Data to process:
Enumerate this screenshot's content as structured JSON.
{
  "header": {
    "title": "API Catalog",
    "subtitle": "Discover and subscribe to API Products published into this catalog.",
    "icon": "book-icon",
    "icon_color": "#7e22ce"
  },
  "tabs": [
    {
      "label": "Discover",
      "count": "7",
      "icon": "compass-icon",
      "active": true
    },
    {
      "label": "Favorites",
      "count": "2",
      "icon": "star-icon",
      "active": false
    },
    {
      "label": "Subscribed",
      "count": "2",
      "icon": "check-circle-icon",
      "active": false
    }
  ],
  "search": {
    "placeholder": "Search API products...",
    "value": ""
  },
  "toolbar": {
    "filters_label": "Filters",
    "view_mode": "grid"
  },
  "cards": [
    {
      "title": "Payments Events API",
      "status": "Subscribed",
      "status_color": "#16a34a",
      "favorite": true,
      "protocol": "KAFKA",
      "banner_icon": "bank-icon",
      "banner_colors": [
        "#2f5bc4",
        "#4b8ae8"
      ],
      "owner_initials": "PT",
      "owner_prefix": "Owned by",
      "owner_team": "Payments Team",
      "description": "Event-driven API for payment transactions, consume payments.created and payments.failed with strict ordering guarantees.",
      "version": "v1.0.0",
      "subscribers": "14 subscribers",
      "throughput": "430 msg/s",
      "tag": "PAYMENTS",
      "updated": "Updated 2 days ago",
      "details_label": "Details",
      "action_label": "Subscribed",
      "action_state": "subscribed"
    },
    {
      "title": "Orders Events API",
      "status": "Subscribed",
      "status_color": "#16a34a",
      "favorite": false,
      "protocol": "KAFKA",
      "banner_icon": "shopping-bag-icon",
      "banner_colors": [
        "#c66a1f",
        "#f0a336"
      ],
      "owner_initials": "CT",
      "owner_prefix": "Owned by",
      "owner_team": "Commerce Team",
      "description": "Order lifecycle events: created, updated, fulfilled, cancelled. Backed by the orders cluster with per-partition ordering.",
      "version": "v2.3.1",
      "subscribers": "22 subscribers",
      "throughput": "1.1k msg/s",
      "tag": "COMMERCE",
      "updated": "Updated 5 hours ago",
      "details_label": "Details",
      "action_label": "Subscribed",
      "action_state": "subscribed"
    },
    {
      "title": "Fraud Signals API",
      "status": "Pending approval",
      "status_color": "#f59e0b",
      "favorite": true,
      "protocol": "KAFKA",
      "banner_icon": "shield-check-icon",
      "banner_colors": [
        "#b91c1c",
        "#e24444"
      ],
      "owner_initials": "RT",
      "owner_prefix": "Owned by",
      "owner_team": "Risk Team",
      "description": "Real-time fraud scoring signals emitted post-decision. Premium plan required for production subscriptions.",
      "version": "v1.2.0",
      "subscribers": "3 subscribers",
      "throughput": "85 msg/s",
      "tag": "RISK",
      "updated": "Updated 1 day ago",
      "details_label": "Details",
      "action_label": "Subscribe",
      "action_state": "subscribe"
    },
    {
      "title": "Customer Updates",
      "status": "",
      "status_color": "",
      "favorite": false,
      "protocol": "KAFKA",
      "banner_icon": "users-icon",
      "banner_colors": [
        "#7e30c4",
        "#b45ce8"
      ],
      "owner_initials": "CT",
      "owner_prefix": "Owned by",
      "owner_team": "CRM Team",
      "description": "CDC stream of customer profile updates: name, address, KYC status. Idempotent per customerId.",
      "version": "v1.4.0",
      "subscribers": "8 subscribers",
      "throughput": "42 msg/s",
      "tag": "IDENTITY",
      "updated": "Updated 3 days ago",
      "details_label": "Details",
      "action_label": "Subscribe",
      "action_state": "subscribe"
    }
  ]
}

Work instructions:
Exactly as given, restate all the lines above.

Solution to this problem:
Enumerate this screenshot's content as structured JSON.
{
  "header": {
    "title": "API Catalog",
    "subtitle": "Discover and subscribe to API Products published into this catalog.",
    "icon": "book-icon",
    "icon_color": "#7e22ce"
  },
  "tabs": [
    {
      "label": "Discover",
      "count": "7",
      "icon": "compass-icon",
      "active": true
    },
    {
      "label": "Favorites",
      "count": "2",
      "icon": "star-icon",
      "active": false
    },
    {
      "label": "Subscribed",
      "count": "2",
      "icon": "check-circle-icon",
      "active": false
    }
  ],
  "search": {
    "placeholder": "Search API products...",
    "value": ""
  },
  "toolbar": {
    "filters_label": "Filters",
    "view_mode": "grid"
  },
  "cards": [
    {
      "title": "Payments Events API",
      "status": "Subscribed",
      "status_color": "#16a34a",
      "favorite": true,
      "protocol": "KAFKA",
      "banner_icon": "bank-icon",
      "banner_colors": [
        "#2f5bc4",
        "#4b8ae8"
      ],
      "owner_initials": "PT",
      "owner_prefix": "Owned by",
      "owner_team": "Payments Team",
      "description": "Event-driven API for payment transactions, consume payments.created and payments.failed with strict ordering guarantees.",
      "version": "v1.0.0",
      "subscribers": "14 subscribers",
      "throughput": "430 msg/s",
      "tag": "PAYMENTS",
      "updated": "Updated 2 days ago",
      "details_label": "Details",
      "action_label": "Subscribed",
      "action_state": "subscribed"
    },
    {
      "title": "Orders Events API",
      "status": "Subscribed",
      "status_color": "#16a34a",
      "favorite": false,
      "protocol": "KAFKA",
      "banner_icon": "shopping-bag-icon",
      "banner_colors": [
        "#c66a1f",
        "#f0a336"
      ],
      "owner_initials": "CT",
      "owner_prefix": "Owned by",
      "owner_team": "Commerce Team",
      "description": "Order lifecycle events: created, updated, fulfilled, cancelled. Backed by the orders cluster with per-partition ordering.",
      "version": "v2.3.1",
      "subscribers": "22 subscribers",
      "throughput": "1.1k msg/s",
      "tag": "COMMERCE",
      "updated": "Updated 5 hours ago",
      "details_label": "Details",
      "action_label": "Subscribed",
      "action_state": "subscribed"
    },
    {
      "title": "Fraud Signals API",
      "status": "Pending approval",
      "status_color": "#f59e0b",
      "favorite": true,
      "protocol": "KAFKA",
      "banner_icon": "shield-check-icon",
      "banner_colors": [
        "#b91c1c",
        "#e24444"
      ],
      "owner_initials": "RT",
      "owner_prefix": "Owned by",
      "owner_team": "Risk Team",
      "description": "Real-time fraud scoring signals emitted post-decision. Premium plan required for production subscriptions.",
      "version": "v1.2.0",
      "subscribers": "3 subscribers",
      "throughput": "85 msg/s",
      "tag": "RISK",
      "updated": "Updated 1 day ago",
      "details_label": "Details",
      "action_label": "Subscribe",
      "action_state": "subscribe"
    },
    {
      "title": "Customer Updates",
      "status": "",
      "status_color": "",
      "favorite": false,
      "protocol": "KAFKA",
      "banner_icon": "users-icon",
      "banner_colors": [
        "#7e30c4",
        "#b45ce8"
      ],
      "owner_initials": "CT",
      "owner_prefix": "Owned by",
      "owner_team": "CRM Team",
      "description": "CDC stream of customer profile updates: name, address, KYC status. Idempotent per customerId.",
      "version": "v1.4.0",
      "subscribers": "8 subscribers",
      "throughput": "42 msg/s",
      "tag": "IDENTITY",
      "updated": "Updated 3 days ago",
      "details_label": "Details",
      "action_label": "Subscribe",
      "action_state": "subscribe"
    }
  ]
}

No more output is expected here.